- [WORK INSTRUCTIONS] Wherever a line of the records contains "Personalização", copy that line.

(DATA RECORDS begins)

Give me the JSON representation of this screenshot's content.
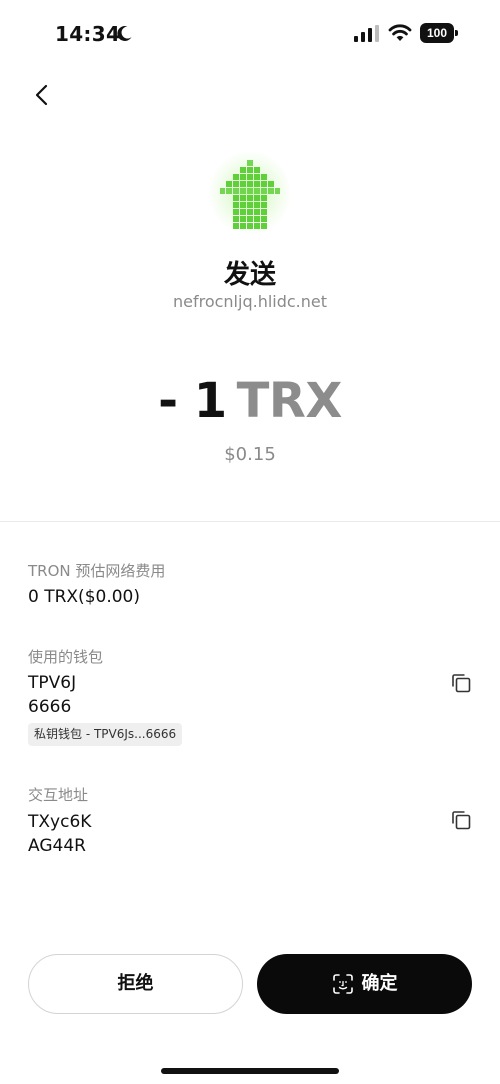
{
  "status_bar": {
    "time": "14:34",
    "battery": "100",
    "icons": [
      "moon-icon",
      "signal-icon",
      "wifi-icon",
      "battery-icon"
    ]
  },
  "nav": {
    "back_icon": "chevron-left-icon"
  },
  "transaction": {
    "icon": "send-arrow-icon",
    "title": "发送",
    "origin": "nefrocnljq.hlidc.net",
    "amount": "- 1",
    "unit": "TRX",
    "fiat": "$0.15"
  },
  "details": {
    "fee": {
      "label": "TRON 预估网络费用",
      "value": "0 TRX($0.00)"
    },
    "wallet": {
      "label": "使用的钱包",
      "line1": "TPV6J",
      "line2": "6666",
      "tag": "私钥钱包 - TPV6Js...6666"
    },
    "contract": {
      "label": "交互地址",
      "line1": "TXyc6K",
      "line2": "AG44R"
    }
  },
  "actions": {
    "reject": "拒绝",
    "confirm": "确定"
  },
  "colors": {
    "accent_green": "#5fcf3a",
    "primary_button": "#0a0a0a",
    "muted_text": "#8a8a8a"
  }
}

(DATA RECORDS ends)
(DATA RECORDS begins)

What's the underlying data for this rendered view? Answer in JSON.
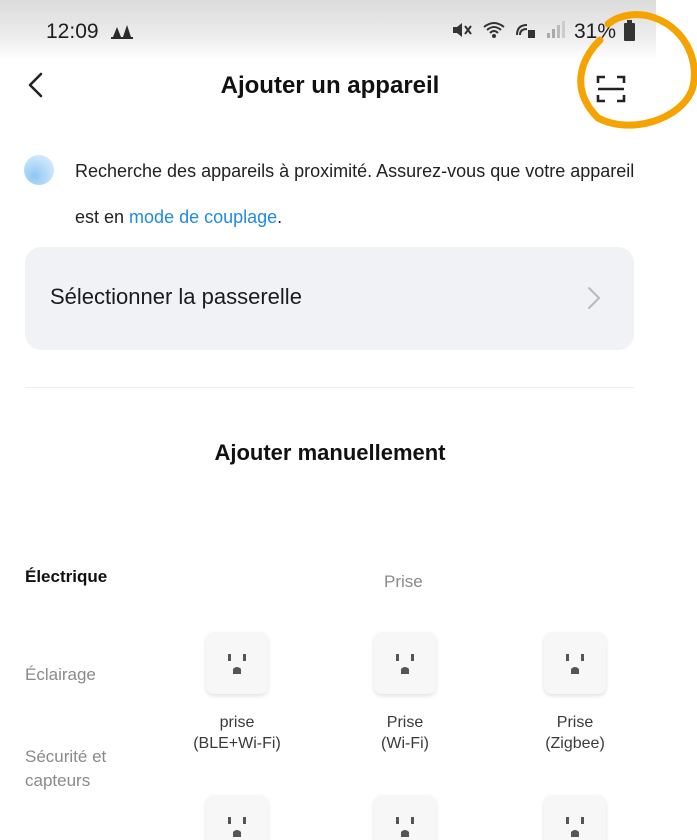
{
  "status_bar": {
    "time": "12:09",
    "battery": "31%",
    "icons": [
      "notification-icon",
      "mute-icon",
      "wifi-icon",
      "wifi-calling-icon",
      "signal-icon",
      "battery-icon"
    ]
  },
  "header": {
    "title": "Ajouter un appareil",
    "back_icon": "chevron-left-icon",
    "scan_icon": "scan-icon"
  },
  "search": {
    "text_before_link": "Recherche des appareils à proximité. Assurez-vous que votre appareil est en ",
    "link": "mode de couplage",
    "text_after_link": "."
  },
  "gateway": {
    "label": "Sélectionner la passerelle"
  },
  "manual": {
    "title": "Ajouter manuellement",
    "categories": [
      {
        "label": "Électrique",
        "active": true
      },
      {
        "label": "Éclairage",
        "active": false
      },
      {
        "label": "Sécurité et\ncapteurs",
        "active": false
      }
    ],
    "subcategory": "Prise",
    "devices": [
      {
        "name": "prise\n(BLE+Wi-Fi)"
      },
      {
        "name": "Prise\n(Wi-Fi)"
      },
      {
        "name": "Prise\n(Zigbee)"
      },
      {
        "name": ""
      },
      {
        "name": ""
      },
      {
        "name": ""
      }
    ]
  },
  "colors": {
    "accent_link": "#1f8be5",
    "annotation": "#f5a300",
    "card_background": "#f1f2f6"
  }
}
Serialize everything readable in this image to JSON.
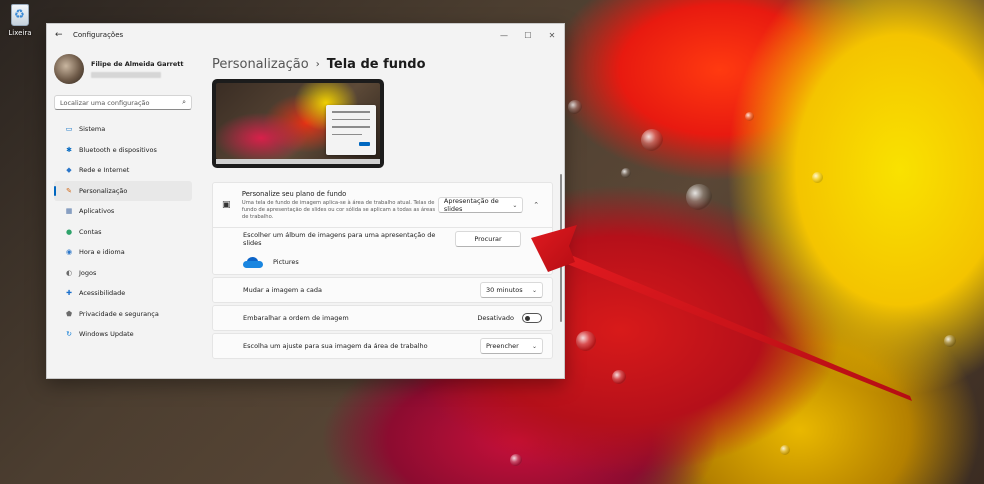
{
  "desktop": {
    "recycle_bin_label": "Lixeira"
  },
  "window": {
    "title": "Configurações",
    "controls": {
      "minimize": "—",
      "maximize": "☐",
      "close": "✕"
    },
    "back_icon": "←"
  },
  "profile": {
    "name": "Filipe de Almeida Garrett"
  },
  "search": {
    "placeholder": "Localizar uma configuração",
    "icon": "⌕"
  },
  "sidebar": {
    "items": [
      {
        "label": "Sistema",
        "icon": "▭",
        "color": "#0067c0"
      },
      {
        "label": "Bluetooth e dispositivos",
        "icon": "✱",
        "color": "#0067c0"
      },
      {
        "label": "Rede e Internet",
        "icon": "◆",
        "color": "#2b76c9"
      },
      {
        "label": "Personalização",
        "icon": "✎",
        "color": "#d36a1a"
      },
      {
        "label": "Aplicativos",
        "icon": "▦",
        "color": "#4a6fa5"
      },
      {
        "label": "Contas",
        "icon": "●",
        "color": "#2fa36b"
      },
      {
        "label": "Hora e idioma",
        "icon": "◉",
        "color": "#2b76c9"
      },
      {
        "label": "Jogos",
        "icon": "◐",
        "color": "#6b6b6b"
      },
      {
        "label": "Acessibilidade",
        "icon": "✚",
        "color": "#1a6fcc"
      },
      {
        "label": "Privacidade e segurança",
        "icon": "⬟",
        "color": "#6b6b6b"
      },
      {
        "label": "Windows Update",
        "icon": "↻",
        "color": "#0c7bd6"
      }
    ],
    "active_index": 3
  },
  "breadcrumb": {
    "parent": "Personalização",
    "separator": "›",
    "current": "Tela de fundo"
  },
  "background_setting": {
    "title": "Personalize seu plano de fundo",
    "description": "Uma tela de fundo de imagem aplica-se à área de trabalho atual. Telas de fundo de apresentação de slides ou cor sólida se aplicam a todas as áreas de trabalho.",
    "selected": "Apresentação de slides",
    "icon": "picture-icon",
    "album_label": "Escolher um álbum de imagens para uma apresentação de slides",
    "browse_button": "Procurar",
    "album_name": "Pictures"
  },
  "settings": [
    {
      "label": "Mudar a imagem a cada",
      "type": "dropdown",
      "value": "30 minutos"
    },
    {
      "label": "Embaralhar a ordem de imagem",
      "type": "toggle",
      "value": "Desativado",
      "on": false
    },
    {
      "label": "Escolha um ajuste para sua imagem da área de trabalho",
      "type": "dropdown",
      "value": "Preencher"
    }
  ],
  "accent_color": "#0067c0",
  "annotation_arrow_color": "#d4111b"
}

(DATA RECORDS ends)

- [EXERCISE RESPONSE]
        "label": "Personalização",
    "parent": "Personalização",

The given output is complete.